The situation in which we now find ourselves in the privileged postcolonial West is a new one in the postwar period, but one that is more known to more people across the world, than not known. In these places, people know that caring about your community is often the most rational, logical thing that one can do for survival and well-being. Never is this logic more evident than now.
Differing approaches to COVID-19 divided by the rolling hills and windy roads (of which there are many) of one of Europe’s most porous borders, have precipitated a personal sense of panic. To move, to cross at that moment would be to transit between contrasting regimes of existential risk, from caution to putative disregard. It has been hard to bear.
This month on TFS, we are joined by special guests Sophie Pezzutto and Saidalavi P.C., two PhD candidates from the Australian National University. Sophie's research interests are on social media and the gig economy in relation to the transgender community, while Said is working on caste among Muslim communities in Southern India. You can check … Continue reading Ep #54: Social Duties: This month on TFS

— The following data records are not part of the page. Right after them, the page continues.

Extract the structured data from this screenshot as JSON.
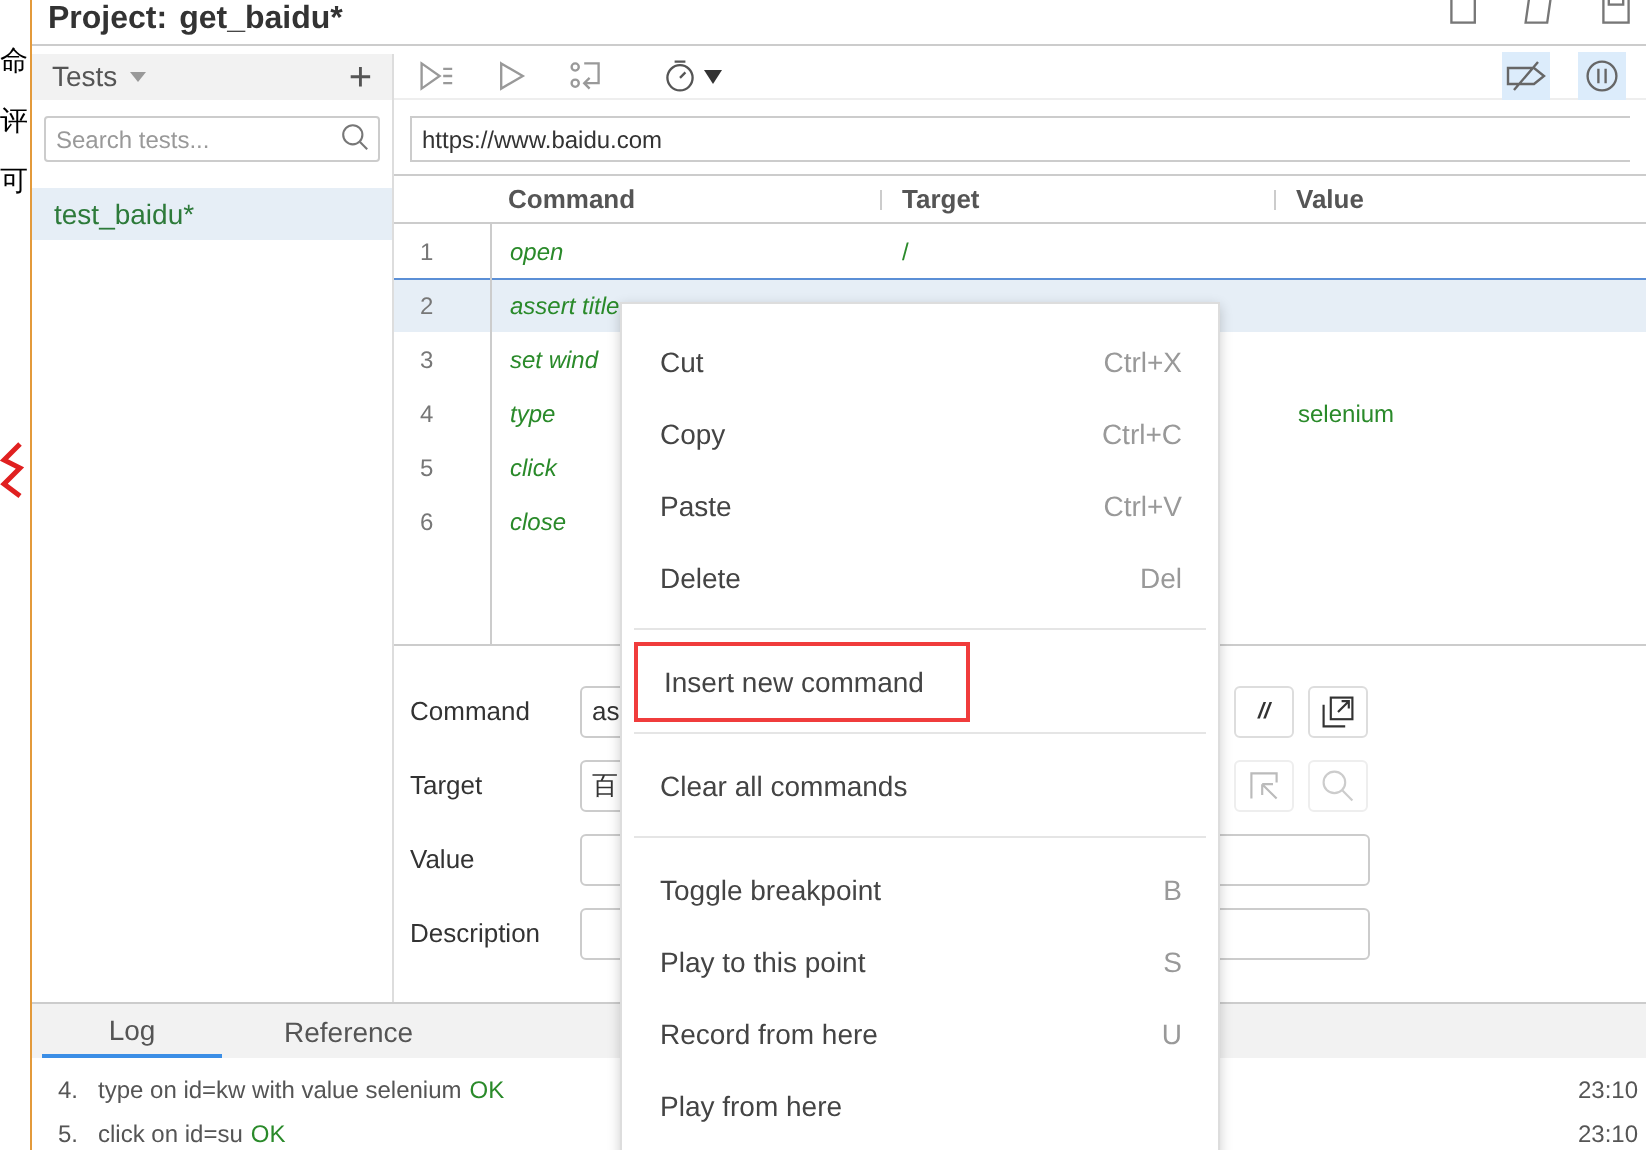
{
  "background_page": {
    "fragments": [
      "命",
      "评",
      "可"
    ]
  },
  "header": {
    "project_label": "Project:",
    "project_name": "get_baidu*"
  },
  "tests_panel": {
    "title": "Tests",
    "add": "+",
    "search": {
      "placeholder": "Search tests..."
    },
    "tests": [
      {
        "name": "test_baidu*",
        "selected": true
      }
    ]
  },
  "toolbar": {
    "toggles": [
      {
        "kind": "breakpoints",
        "active": true
      },
      {
        "kind": "pause",
        "active": true
      }
    ]
  },
  "url": "https://www.baidu.com",
  "table": {
    "columns": [
      "Command",
      "Target",
      "Value"
    ],
    "rows": [
      {
        "index": "1",
        "command": "open",
        "target": "/",
        "selected": false
      },
      {
        "index": "2",
        "command": "assert title",
        "selected": true
      },
      {
        "index": "3",
        "command": "set wind",
        "selected": false
      },
      {
        "index": "4",
        "command": "type",
        "value": "selenium",
        "selected": false
      },
      {
        "index": "5",
        "command": "click",
        "selected": false
      },
      {
        "index": "6",
        "command": "close",
        "selected": false
      }
    ]
  },
  "editor": {
    "fields": [
      {
        "label": "Command",
        "value": "as",
        "kind": "command"
      },
      {
        "label": "Target",
        "value": "百",
        "kind": "target"
      },
      {
        "label": "Value",
        "kind": "plain"
      },
      {
        "label": "Description",
        "kind": "plain"
      }
    ],
    "comment_button": "//"
  },
  "bottom_panel": {
    "tabs": [
      {
        "label": "Log",
        "selected": true
      },
      {
        "label": "Reference",
        "selected": false
      }
    ],
    "log": [
      {
        "number": "4.",
        "text": "type on id=kw with value selenium",
        "status": "OK",
        "time": "23:10"
      },
      {
        "number": "5.",
        "text": "click on id=su",
        "status": "OK",
        "time": "23:10"
      }
    ]
  },
  "context_menu": {
    "groups": [
      [
        {
          "label": "Cut",
          "shortcut": "Ctrl+X",
          "highlighted": false
        },
        {
          "label": "Copy",
          "shortcut": "Ctrl+C",
          "highlighted": false
        },
        {
          "label": "Paste",
          "shortcut": "Ctrl+V",
          "highlighted": false
        },
        {
          "label": "Delete",
          "shortcut": "Del",
          "highlighted": false
        }
      ],
      [
        {
          "label": "Insert new command",
          "highlighted": true
        }
      ],
      [
        {
          "label": "Clear all commands",
          "highlighted": false
        }
      ],
      [
        {
          "label": "Toggle breakpoint",
          "shortcut": "B",
          "highlighted": false
        },
        {
          "label": "Play to this point",
          "shortcut": "S",
          "highlighted": false
        },
        {
          "label": "Record from here",
          "shortcut": "U",
          "highlighted": false
        },
        {
          "label": "Play from here",
          "highlighted": false
        }
      ]
    ]
  }
}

Author: Holly Walters, a cultural anthropologist at Wellesley College, United States. Her work focuses on religion, language, and ritual practice in South Asia. Her current research addresses issues of political practice and ritual mobility in the high Himalayas of Mustang, Nepal among Hindu and Buddhist pilgrims who venerate sacred ammonite fossils, called Shaligrams. Holly is … Continue reading A Cultural Zoo: Shaligram Stone in an Ammonite World